- Bake: Process of cleaning soot out of DPF
- Soot Level: How much soot is calculated by the engine ECU or controllers
Benefits of cleaning your DPF filters
- Better MPG
- Better Throttle Response
- Less frequent Regenerations (Passive)
- Longer DPF Life
- Less Downtime
The DPF filter is a part of the emission system that helps trap the soot collected from your exhaust stream. The soot that is caused by the diesel engine is gathered from various sources. In order to meet emission standards, the DPF / SCR / EGR / VGT system was developed to reduce NOx Emissions.
How do you know that your DPF system needs to be cleaned?
Regenerations that are occurring more frequently is an indicator that your DPF filter is starting to get clogged.
A clogged DPF filter is also tied to your fuel mileage and can cause your truck to feel sluggish. Some trucks will allow you to see your soot level gauge, so this is something you can monitor.
What is the purpose of the EGR and how does it produce soot?
The core purpose of the EGR system is to reduce the NOx emission output. When the exhaust gas meets fresh air it creates the soot. It is a little more complicated than that but this should give you an idea that soot is mainly caused by a mixture of air in order to reduce NOx emissions. This is very important to know because if your DPF filter is full of soot or your truck is doing a regeneration often, then your EGR system could also be the cause of your DPF problem.
Common EGR problems that we have seen:
- EGR Valve stuck open
- Clogged up EGR Cooler
- Clogged up EGR Mixer (Venturi) Tube
Another issue could be your VGT Turbo, if you have one. Variable Geometry Turbochargers fail around 500,000-750,000 Miles. This turbo could be stuck open or closed and cause excessive soot.
Below are outlined some of the common questions we hear in regards to DPF cleaning.
How often should I bake or clean my DPF filter?
- This all depends on the application that the truck was driven. If the truck does only local runs and spends a lot of time idling then the DPF cleaning might need to happen more often. Cleaning your DPF system is preventative maintenance to prevent breakdowns and catch problems with DPF before they occur.
- Local or Excessive Idle: 30,000 - 100,000 Miles
- Long Haul (OTR): 150,000 - 175,000 Miles
How do I clean my DPF filter?

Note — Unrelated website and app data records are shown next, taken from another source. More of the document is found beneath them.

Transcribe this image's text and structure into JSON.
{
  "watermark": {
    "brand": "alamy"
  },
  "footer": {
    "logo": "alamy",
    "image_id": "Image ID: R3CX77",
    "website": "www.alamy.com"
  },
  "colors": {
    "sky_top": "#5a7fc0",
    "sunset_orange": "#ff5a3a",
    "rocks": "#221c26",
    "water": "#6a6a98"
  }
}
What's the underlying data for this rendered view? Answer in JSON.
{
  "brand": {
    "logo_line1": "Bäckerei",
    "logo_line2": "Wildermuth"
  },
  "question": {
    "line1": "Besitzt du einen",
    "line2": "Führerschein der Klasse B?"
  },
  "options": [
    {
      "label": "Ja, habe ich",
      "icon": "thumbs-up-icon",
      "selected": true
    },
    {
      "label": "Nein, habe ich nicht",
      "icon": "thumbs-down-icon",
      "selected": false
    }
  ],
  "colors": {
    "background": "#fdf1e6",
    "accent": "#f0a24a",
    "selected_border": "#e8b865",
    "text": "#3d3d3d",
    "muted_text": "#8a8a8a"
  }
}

- Baking: An oven which uses heat to burn the soot out of the filter.
- Most common method
- Blast Cabinet: Uses compressed air and vacuum to deep clean.
- Do It Yourself (DIY) - Water: Pressure washing the DPF Filter. Uses hot water and spray evenly.
- Cheapest Solution
The main question that we get asked often is that, if the DPF is baked or washed out, does the soot levels need to be reset?
- Yes! The Engine ECM has various timers and various soot counters that memorize when the last time the regen occurred. If you clean the filters but do not reset the soot, then the fault codes for High Soot Levels will not clear. You have to reset these values at the dealer level in order to clear your fault codes.
The easiest way to reset the soot levels yourself is by using OTR Diagnostics or the OTR Reset Tool. Either of these products will reset the soot level in the engine ECM at the dealer level and allows you to be in control of your soot level fault codes.
How to remove and install your DPF filter on a Kenworth Truck with Paccar MX13:
We hope this blog post was helpful and answered your DPF related questions!
Until next time! 👋
Stay safe, stay healthy & be blessed.